Hawaiʻi County donated vans to shuttle in folks who lacked transportation from as far as Hilo, and community volunteers put in hundreds of calls to ensure this opportunity was not wasted.
More than 400 Pacific Islanders lined up to receive the Moderna vaccine Saturday at the Kaiser Permanente Clinic in Kona. Doctor Wilfred Alik, Chair of Kaiser’s Hilo and Waimea Clinics says the turnout was well worth the effort.
“Weʻve been severely impacted by the pandemic, so something like vaccinations is going to go a long way not only in terms of closing the health disparity care gap, but really making sure this community is not left behind,” says Dr. Alik.
According to the latest numbers from the state Department of Health Department, Pacific Islanders in Hawaiʻi make up 4 percent of the state’s population and more than 22 percent of state’s COVID-19 cases.
Dr. Alik says barriers like the lack of internet and transportation among some Pacific Islanders on Hawaiʻi Island required a different approach to mobilizing the community to get vaccinated.
“Putting them on the list is one thing but getting them there is really what matters. The mayor actually donated four vans.

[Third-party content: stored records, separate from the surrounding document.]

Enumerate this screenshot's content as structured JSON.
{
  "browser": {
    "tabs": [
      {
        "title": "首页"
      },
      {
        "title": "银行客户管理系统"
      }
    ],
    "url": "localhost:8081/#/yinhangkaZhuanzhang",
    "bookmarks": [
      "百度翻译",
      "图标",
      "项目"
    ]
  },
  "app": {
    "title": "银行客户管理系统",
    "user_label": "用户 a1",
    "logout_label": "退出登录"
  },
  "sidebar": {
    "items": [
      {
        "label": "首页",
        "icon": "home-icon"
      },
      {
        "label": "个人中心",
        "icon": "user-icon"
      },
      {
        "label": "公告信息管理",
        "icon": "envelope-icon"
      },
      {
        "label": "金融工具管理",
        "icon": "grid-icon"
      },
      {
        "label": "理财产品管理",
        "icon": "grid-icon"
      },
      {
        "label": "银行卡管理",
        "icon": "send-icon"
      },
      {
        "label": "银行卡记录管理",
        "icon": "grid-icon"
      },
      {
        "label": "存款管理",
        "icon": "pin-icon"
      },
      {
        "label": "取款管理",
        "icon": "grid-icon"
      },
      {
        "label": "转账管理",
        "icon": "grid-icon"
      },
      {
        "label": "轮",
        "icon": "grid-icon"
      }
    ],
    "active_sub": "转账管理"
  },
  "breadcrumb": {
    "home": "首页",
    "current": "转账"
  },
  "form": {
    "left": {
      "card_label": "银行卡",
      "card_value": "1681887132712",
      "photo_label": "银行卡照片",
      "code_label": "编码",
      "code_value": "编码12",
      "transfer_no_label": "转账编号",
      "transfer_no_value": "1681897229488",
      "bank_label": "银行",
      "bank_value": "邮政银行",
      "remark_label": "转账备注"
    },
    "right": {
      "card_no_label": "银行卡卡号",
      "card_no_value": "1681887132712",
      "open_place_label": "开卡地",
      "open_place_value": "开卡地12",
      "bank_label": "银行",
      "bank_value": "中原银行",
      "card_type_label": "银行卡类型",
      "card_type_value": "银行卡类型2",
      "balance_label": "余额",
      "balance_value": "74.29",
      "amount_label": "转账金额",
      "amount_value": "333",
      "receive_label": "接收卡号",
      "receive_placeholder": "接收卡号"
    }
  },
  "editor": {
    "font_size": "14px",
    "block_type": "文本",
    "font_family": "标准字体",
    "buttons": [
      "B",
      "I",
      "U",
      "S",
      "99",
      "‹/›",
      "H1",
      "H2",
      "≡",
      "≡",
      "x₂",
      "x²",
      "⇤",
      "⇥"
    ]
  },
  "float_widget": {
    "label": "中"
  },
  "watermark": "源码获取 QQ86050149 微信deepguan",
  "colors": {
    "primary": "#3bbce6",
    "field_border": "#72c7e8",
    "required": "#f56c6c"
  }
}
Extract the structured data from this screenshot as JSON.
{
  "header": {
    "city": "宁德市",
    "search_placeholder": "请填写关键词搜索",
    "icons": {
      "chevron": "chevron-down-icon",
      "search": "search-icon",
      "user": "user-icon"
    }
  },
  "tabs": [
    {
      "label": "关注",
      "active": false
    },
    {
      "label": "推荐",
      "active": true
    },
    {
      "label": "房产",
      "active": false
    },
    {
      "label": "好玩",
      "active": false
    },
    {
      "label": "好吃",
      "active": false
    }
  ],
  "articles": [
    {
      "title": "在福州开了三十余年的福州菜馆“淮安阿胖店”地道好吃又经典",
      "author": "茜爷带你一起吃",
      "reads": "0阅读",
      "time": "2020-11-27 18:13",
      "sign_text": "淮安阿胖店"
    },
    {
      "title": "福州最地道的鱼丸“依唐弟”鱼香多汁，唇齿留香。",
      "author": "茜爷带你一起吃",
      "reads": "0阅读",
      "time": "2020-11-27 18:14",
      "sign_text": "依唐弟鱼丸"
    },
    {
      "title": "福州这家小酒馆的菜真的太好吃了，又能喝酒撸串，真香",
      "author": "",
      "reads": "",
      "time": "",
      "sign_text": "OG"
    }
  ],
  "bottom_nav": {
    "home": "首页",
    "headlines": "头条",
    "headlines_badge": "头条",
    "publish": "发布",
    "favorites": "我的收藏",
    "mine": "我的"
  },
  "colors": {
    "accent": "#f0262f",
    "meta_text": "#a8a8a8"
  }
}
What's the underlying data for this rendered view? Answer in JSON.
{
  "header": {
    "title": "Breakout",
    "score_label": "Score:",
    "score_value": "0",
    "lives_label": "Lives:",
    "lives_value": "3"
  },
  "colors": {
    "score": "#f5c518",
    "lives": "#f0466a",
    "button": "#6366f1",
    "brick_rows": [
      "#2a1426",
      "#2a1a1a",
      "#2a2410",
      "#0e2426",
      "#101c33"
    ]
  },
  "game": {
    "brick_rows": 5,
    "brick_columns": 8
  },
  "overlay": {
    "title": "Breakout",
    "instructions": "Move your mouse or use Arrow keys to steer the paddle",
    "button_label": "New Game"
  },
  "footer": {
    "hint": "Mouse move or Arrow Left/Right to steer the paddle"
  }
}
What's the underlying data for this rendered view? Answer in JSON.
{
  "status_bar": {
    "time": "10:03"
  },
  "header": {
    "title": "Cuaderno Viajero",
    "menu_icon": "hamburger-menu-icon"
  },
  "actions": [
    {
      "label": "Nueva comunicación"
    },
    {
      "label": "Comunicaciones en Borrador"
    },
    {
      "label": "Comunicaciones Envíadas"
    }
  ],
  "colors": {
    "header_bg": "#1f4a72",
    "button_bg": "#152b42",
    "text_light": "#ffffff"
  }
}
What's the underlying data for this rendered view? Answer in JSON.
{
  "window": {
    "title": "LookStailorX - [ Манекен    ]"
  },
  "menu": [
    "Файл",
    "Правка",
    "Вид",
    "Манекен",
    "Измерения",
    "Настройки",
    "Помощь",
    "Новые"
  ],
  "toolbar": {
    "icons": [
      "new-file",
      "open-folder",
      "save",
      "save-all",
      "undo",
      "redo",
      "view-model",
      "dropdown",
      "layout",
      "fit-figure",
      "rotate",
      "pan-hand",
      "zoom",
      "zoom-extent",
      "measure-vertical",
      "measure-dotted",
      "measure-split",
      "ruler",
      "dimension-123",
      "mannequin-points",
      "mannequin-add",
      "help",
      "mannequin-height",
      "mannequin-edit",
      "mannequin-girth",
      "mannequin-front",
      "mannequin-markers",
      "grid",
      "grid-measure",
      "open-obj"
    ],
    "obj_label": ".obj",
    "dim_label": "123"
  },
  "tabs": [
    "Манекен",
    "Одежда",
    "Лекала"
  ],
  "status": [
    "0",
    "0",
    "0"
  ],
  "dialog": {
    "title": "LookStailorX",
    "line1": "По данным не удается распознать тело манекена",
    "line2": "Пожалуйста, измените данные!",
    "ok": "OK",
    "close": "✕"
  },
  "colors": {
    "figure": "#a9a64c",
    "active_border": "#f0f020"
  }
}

So we took two vans out to Ocean View, one to Hilo, one to Kona, and just you know trucked people in,” says Dr. Alik, “We had to call about 400 people to make sure that we fill up the slots. We can’t waste the vaccine. People have to be there.”
Dr. Alik, who also heads the statewide COVID-19 Marshallese Task Force, says the mass vaccination clinic was a collaboration between community-led Pacific Islander groups like the Task Force and Kaiser. Volunteers from the Big Island Marshallese Community Association, Micronesians United Big Island, Micronesian Health Advisory Coalition, and the Republic of the Marshall Islands Consulate helped to field calls, translate and guide participants through the clinic.
No future clinics have been planned, but he hopes this will be the first of many.
“Everything was kind of riding on this,” says Dr. Alik. “All we wanted to do was to make sure that we show Kaiser we’re not just sitting around. We want to be part of the solution.”